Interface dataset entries
##########
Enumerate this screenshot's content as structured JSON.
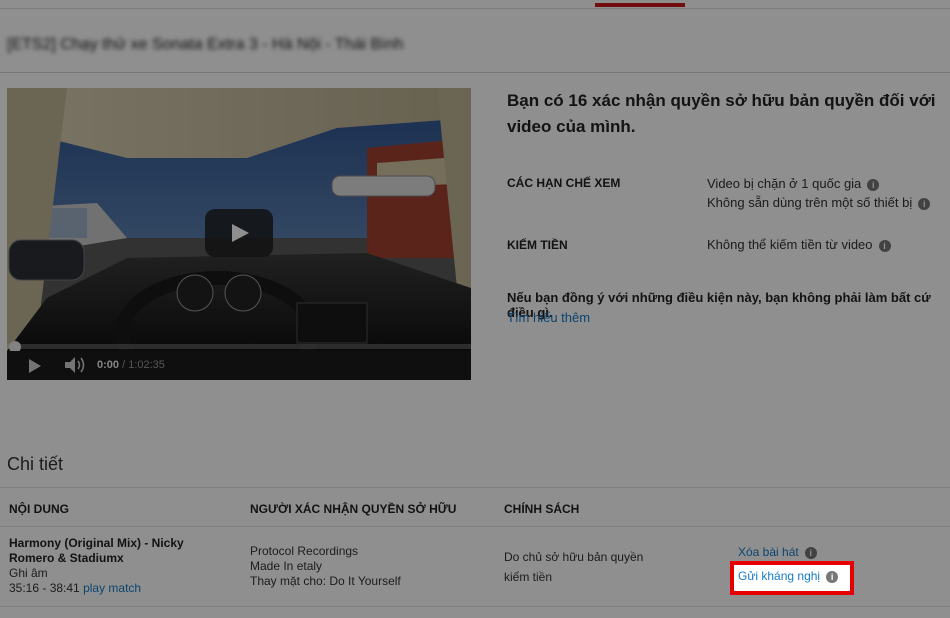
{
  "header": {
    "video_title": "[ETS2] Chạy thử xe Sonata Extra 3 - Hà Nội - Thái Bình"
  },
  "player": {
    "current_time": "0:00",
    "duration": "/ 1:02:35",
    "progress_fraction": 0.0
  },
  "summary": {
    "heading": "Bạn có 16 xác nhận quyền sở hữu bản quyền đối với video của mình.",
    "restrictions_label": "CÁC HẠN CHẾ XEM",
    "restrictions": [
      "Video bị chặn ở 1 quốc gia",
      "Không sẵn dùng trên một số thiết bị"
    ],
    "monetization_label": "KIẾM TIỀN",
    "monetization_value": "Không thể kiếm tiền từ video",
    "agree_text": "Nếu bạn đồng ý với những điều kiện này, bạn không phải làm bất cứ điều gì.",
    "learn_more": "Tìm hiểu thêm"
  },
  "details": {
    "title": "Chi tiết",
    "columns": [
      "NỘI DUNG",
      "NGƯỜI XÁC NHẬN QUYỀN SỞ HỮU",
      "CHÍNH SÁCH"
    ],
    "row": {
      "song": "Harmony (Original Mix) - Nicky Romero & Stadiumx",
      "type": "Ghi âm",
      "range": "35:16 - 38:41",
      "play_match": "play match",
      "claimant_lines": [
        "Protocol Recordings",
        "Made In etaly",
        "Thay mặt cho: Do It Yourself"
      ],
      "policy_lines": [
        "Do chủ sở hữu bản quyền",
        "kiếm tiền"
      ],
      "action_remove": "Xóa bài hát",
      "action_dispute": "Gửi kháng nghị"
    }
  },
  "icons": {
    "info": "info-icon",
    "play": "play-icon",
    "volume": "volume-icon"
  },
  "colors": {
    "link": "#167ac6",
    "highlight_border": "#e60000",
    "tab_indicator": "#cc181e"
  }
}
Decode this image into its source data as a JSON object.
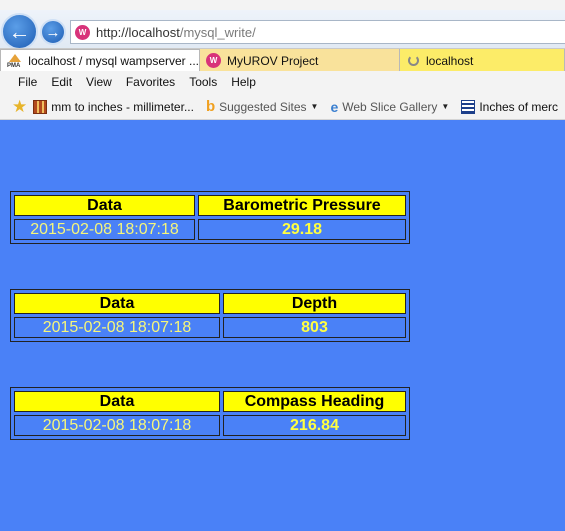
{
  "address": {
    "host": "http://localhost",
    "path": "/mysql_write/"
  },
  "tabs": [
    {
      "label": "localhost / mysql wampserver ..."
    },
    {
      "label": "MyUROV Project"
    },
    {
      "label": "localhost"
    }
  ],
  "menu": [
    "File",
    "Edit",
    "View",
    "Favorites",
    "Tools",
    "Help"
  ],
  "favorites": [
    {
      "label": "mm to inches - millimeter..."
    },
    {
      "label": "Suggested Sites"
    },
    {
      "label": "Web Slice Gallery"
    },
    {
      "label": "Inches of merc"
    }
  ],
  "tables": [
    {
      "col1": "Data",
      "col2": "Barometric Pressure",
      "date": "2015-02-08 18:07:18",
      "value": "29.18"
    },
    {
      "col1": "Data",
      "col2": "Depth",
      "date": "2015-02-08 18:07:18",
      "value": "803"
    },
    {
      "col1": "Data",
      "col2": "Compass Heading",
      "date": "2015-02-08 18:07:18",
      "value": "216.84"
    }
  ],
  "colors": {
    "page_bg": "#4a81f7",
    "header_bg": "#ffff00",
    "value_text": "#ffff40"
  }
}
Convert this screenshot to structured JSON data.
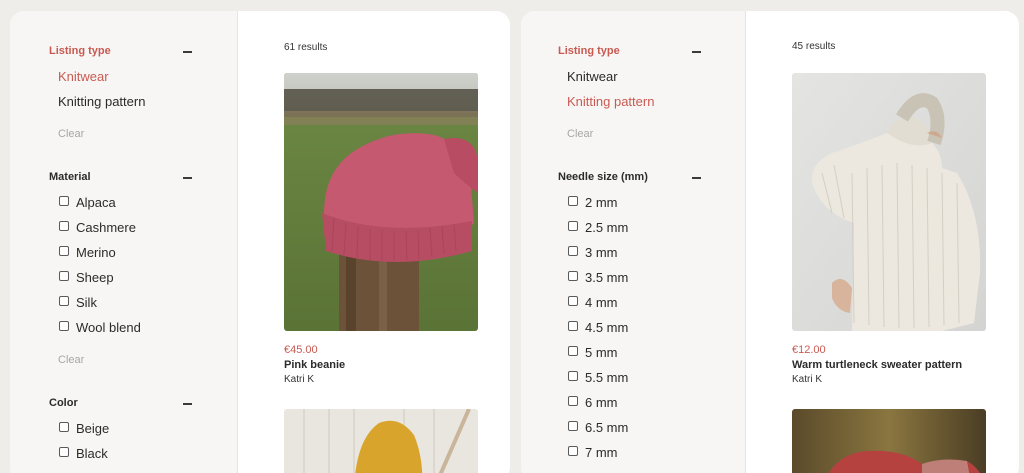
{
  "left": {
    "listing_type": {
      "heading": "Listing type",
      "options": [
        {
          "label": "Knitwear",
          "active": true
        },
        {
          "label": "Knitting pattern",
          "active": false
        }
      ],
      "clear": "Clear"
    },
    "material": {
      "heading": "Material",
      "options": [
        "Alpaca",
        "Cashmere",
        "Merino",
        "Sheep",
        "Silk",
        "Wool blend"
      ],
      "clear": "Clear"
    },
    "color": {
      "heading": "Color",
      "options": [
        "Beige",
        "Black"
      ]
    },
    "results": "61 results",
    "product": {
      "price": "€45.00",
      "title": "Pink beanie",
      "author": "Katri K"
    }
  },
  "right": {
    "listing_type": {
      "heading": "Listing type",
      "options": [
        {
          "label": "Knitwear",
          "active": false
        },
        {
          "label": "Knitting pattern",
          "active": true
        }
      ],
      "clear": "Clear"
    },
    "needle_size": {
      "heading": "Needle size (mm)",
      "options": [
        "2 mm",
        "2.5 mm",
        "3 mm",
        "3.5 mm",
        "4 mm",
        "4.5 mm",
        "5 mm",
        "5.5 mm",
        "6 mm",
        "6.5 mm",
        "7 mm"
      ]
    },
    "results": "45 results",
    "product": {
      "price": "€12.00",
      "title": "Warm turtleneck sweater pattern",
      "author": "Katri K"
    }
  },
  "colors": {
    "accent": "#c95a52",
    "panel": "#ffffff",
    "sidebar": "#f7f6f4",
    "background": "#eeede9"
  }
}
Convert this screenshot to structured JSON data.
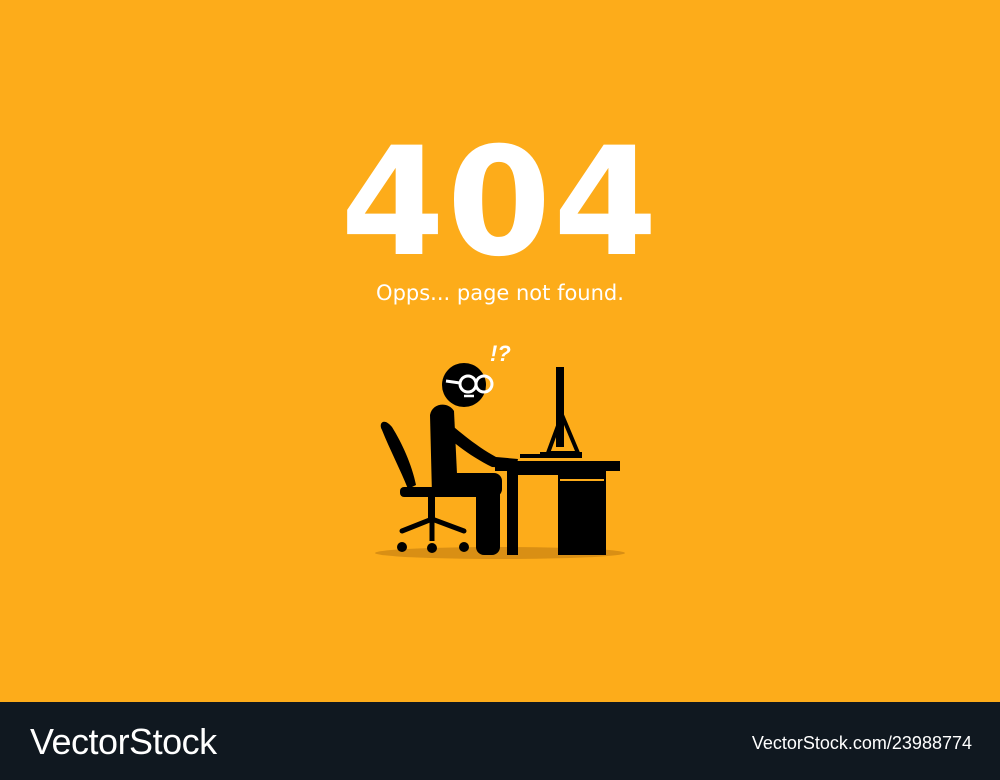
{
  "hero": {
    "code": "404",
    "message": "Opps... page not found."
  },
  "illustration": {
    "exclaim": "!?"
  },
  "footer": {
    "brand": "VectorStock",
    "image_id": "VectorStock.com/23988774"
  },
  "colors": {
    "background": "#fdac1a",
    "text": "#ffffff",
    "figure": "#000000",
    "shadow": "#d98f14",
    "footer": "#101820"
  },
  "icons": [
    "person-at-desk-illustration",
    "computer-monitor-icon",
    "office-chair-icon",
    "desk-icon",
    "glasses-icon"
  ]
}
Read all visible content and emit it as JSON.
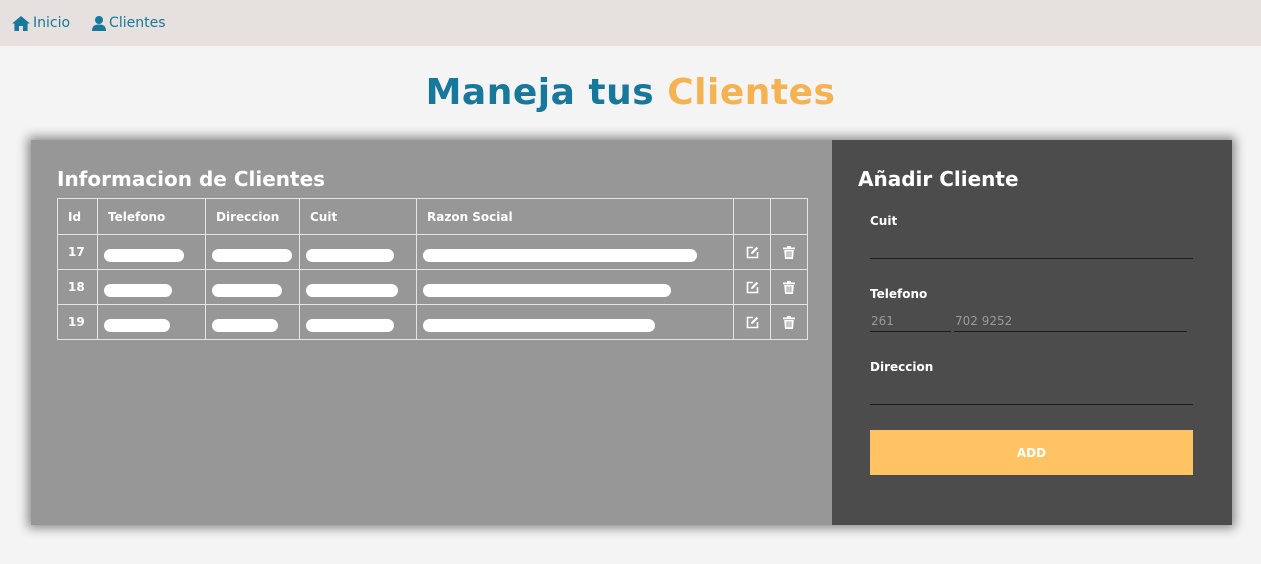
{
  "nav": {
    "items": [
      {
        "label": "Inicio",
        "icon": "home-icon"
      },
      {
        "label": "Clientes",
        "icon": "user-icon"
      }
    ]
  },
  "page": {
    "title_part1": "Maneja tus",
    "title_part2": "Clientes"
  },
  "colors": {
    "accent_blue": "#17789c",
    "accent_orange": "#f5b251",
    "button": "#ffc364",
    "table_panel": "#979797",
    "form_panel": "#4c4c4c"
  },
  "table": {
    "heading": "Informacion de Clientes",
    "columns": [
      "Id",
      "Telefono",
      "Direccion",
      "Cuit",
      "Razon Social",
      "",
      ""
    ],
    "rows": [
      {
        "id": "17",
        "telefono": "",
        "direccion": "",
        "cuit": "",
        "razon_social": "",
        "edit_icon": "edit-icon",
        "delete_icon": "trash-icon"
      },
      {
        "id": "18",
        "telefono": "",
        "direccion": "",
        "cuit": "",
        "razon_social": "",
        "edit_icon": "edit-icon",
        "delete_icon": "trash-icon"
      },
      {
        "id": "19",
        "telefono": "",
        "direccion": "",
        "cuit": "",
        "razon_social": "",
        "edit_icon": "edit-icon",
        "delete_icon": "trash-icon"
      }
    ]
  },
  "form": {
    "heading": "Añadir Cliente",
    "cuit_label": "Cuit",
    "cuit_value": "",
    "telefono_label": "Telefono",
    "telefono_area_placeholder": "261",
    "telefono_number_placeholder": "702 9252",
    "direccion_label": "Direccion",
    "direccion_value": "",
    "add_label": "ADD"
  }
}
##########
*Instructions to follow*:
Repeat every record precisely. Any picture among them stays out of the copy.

*Task response*:
Enumerate this screenshot's content as structured JSON.
{
  "header": {
    "video_title": "[ETS2] Chạy thử xe Sonata Extra 3 - Hà Nội - Thái Bình"
  },
  "player": {
    "current_time": "0:00",
    "duration": "/ 1:02:35",
    "progress_fraction": 0.0
  },
  "summary": {
    "heading": "Bạn có 16 xác nhận quyền sở hữu bản quyền đối với video của mình.",
    "restrictions_label": "CÁC HẠN CHẾ XEM",
    "restrictions": [
      "Video bị chặn ở 1 quốc gia",
      "Không sẵn dùng trên một số thiết bị"
    ],
    "monetization_label": "KIẾM TIỀN",
    "monetization_value": "Không thể kiếm tiền từ video",
    "agree_text": "Nếu bạn đồng ý với những điều kiện này, bạn không phải làm bất cứ điều gì.",
    "learn_more": "Tìm hiểu thêm"
  },
  "details": {
    "title": "Chi tiết",
    "columns": [
      "NỘI DUNG",
      "NGƯỜI XÁC NHẬN QUYỀN SỞ HỮU",
      "CHÍNH SÁCH"
    ],
    "row": {
      "song": "Harmony (Original Mix) - Nicky Romero & Stadiumx",
      "type": "Ghi âm",
      "range": "35:16 - 38:41",
      "play_match": "play match",
      "claimant_lines": [
        "Protocol Recordings",
        "Made In etaly",
        "Thay mặt cho: Do It Yourself"
      ],
      "policy_lines": [
        "Do chủ sở hữu bản quyền",
        "kiếm tiền"
      ],
      "action_remove": "Xóa bài hát",
      "action_dispute": "Gửi kháng nghị"
    }
  },
  "icons": {
    "info": "info-icon",
    "play": "play-icon",
    "volume": "volume-icon"
  },
  "colors": {
    "link": "#167ac6",
    "highlight_border": "#e60000",
    "tab_indicator": "#cc181e"
  }
}
Decode this image into its source data as a JSON object.
{
  "address": {
    "host": "http://localhost",
    "path": "/mysql_write/"
  },
  "tabs": [
    {
      "label": "localhost / mysql wampserver ..."
    },
    {
      "label": "MyUROV Project"
    },
    {
      "label": "localhost"
    }
  ],
  "menu": [
    "File",
    "Edit",
    "View",
    "Favorites",
    "Tools",
    "Help"
  ],
  "favorites": [
    {
      "label": "mm to inches - millimeter..."
    },
    {
      "label": "Suggested Sites"
    },
    {
      "label": "Web Slice Gallery"
    },
    {
      "label": "Inches of merc"
    }
  ],
  "tables": [
    {
      "col1": "Data",
      "col2": "Barometric Pressure",
      "date": "2015-02-08 18:07:18",
      "value": "29.18"
    },
    {
      "col1": "Data",
      "col2": "Depth",
      "date": "2015-02-08 18:07:18",
      "value": "803"
    },
    {
      "col1": "Data",
      "col2": "Compass Heading",
      "date": "2015-02-08 18:07:18",
      "value": "216.84"
    }
  ],
  "colors": {
    "page_bg": "#4a81f7",
    "header_bg": "#ffff00",
    "value_text": "#ffff40"
  }
}
Convert this screenshot to structured JSON data.
{
  "left": {
    "listing_type": {
      "heading": "Listing type",
      "options": [
        {
          "label": "Knitwear",
          "active": true
        },
        {
          "label": "Knitting pattern",
          "active": false
        }
      ],
      "clear": "Clear"
    },
    "material": {
      "heading": "Material",
      "options": [
        "Alpaca",
        "Cashmere",
        "Merino",
        "Sheep",
        "Silk",
        "Wool blend"
      ],
      "clear": "Clear"
    },
    "color": {
      "heading": "Color",
      "options": [
        "Beige",
        "Black"
      ]
    },
    "results": "61 results",
    "product": {
      "price": "€45.00",
      "title": "Pink beanie",
      "author": "Katri K"
    }
  },
  "right": {
    "listing_type": {
      "heading": "Listing type",
      "options": [
        {
          "label": "Knitwear",
          "active": false
        },
        {
          "label": "Knitting pattern",
          "active": true
        }
      ],
      "clear": "Clear"
    },
    "needle_size": {
      "heading": "Needle size (mm)",
      "options": [
        "2 mm",
        "2.5 mm",
        "3 mm",
        "3.5 mm",
        "4 mm",
        "4.5 mm",
        "5 mm",
        "5.5 mm",
        "6 mm",
        "6.5 mm",
        "7 mm"
      ]
    },
    "results": "45 results",
    "product": {
      "price": "€12.00",
      "title": "Warm turtleneck sweater pattern",
      "author": "Katri K"
    }
  },
  "colors": {
    "accent": "#c95a52",
    "panel": "#ffffff",
    "sidebar": "#f7f6f4",
    "background": "#eeede9"
  }
}
Convert this screenshot to structured JSON data.
{
  "hero": {
    "code": "404",
    "message": "Opps... page not found."
  },
  "illustration": {
    "exclaim": "!?"
  },
  "footer": {
    "brand": "VectorStock",
    "image_id": "VectorStock.com/23988774"
  },
  "colors": {
    "background": "#fdac1a",
    "text": "#ffffff",
    "figure": "#000000",
    "shadow": "#d98f14",
    "footer": "#101820"
  },
  "icons": [
    "person-at-desk-illustration",
    "computer-monitor-icon",
    "office-chair-icon",
    "desk-icon",
    "glasses-icon"
  ]
}
Read all visible content and emit it as JSON.
{
  "nav": {
    "items": [
      {
        "label": "Inicio",
        "icon": "home-icon"
      },
      {
        "label": "Clientes",
        "icon": "user-icon"
      }
    ]
  },
  "page": {
    "title_part1": "Maneja tus",
    "title_part2": "Clientes"
  },
  "colors": {
    "accent_blue": "#17789c",
    "accent_orange": "#f5b251",
    "button": "#ffc364",
    "table_panel": "#979797",
    "form_panel": "#4c4c4c"
  },
  "table": {
    "heading": "Informacion de Clientes",
    "columns": [
      "Id",
      "Telefono",
      "Direccion",
      "Cuit",
      "Razon Social",
      "",
      ""
    ],
    "rows": [
      {
        "id": "17",
        "telefono": "",
        "direccion": "",
        "cuit": "",
        "razon_social": "",
        "edit_icon": "edit-icon",
        "delete_icon": "trash-icon"
      },
      {
        "id": "18",
        "telefono": "",
        "direccion": "",
        "cuit": "",
        "razon_social": "",
        "edit_icon": "edit-icon",
        "delete_icon": "trash-icon"
      },
      {
        "id": "19",
        "telefono": "",
        "direccion": "",
        "cuit": "",
        "razon_social": "",
        "edit_icon": "edit-icon",
        "delete_icon": "trash-icon"
      }
    ]
  },
  "form": {
    "heading": "Añadir Cliente",
    "cuit_label": "Cuit",
    "cuit_value": "",
    "telefono_label": "Telefono",
    "telefono_area_placeholder": "261",
    "telefono_number_placeholder": "702 9252",
    "direccion_label": "Direccion",
    "direccion_value": "",
    "add_label": "ADD"
  }
}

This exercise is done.